Memorial of St. Rafael Arnaiz Baron at Mississippi Abbey
St. Rafael lived in the early 20th century. Due to intermittent health problems with diabetes he lived in and out of the monastery over a course of four years before dying at the age of 27. He is given to us today to admire. Admirable people give us an elevated or uplifted feeling. A person who is admirable in some respect inspires imitation in that respect. The features they exemplify tell us what virtues, good aims, right acts and good lives are. What is it that we admire, particularly about the saints?
Admiration for natural talents is distinguished from admiration for acquired excellence by its opposite: one may feel contempt or resentment toward another’s acquired excellence.
As you may have noticed, being a saint is not a natural talent. It is often perceived as acquired and thus resented by many, but it is not acquired. It is received. Then what is it that we admire?
K. Chesterton once said that a saint is a person who knows he or she is really a sinner. I mean, really knows! She knows two things: 1) what she did, when she did it, where she did it, who she did it with and who she did it to. 2) She knows how this distanced her from what matters most.
And then it gets complicated.
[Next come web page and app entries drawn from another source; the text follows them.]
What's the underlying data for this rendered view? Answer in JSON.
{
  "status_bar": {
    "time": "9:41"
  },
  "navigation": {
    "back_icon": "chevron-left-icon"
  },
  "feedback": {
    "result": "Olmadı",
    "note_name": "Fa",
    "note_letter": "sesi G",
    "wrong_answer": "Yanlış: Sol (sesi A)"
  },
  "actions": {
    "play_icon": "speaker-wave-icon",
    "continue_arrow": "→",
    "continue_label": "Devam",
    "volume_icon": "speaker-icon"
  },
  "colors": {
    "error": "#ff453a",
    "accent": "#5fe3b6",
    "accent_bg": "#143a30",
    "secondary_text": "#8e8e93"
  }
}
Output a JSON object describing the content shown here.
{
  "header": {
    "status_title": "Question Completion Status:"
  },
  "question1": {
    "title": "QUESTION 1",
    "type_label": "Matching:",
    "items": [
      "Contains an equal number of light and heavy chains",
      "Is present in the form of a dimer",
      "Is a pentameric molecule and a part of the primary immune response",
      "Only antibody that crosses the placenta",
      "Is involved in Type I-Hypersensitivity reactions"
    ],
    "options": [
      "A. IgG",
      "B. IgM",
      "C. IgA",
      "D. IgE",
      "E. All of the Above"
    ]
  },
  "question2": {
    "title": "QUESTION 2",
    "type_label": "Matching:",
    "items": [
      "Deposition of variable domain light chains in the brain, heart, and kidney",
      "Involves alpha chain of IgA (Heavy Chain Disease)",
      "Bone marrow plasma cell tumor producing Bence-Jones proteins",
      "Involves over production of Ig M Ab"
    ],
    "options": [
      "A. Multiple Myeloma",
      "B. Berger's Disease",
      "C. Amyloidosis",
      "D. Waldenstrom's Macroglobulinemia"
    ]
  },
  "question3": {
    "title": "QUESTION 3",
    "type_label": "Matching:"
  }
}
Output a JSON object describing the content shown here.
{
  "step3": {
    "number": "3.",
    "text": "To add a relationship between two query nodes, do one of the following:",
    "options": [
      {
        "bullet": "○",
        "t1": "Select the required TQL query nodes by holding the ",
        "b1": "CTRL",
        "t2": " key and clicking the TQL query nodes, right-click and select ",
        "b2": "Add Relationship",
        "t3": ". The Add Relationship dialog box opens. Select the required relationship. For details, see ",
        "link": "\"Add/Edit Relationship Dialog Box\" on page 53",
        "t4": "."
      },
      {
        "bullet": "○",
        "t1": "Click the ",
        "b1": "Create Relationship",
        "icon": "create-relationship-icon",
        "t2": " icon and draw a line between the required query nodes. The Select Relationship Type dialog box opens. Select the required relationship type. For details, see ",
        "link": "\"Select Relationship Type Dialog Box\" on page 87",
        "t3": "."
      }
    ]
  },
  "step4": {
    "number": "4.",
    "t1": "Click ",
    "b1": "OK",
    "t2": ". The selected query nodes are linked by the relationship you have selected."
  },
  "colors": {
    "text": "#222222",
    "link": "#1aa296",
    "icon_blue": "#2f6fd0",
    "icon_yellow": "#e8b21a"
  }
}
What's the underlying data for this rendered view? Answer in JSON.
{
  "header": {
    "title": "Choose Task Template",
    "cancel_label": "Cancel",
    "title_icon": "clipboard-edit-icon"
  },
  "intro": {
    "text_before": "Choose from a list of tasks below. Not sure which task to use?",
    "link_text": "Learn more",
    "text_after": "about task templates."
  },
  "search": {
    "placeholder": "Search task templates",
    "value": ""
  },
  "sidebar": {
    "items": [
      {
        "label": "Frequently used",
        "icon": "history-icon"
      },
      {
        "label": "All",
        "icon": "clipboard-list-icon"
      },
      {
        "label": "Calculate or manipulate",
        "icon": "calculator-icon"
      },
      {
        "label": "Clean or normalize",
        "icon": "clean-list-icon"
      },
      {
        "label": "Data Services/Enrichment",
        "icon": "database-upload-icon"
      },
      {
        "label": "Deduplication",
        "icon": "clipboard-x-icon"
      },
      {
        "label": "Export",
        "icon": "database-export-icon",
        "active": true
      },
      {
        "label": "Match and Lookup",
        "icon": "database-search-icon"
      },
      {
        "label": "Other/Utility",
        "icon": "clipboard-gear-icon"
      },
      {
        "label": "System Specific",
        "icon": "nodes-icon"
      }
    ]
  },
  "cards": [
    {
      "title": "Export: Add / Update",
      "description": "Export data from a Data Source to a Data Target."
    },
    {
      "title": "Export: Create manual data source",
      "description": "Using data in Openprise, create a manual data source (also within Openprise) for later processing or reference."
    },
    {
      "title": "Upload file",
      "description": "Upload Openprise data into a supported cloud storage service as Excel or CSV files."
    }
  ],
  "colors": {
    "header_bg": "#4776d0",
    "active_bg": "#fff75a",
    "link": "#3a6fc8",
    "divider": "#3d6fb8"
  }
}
As the gospel tells us, “The light came into the world, but the people preferred darkness because their works were evil.” We admire the saints for their receptivity because they accepted what they know they don’t deserve, they received what it is impossible to pay for. Yet, they must be receptive of God’s love, forgiveness, reconciliation and hope…to mention a few. They are the objects of mercy…and they know it…and they consent to it.
Most of all, they de-center on self and re-center on Christ. Thus, they show faith. When we ask “What is a person like who lives centered on Christ” we point to a saint –or a senior professed- and say, “Such a person is like that.” Holiness is not accomplished; it is allowed.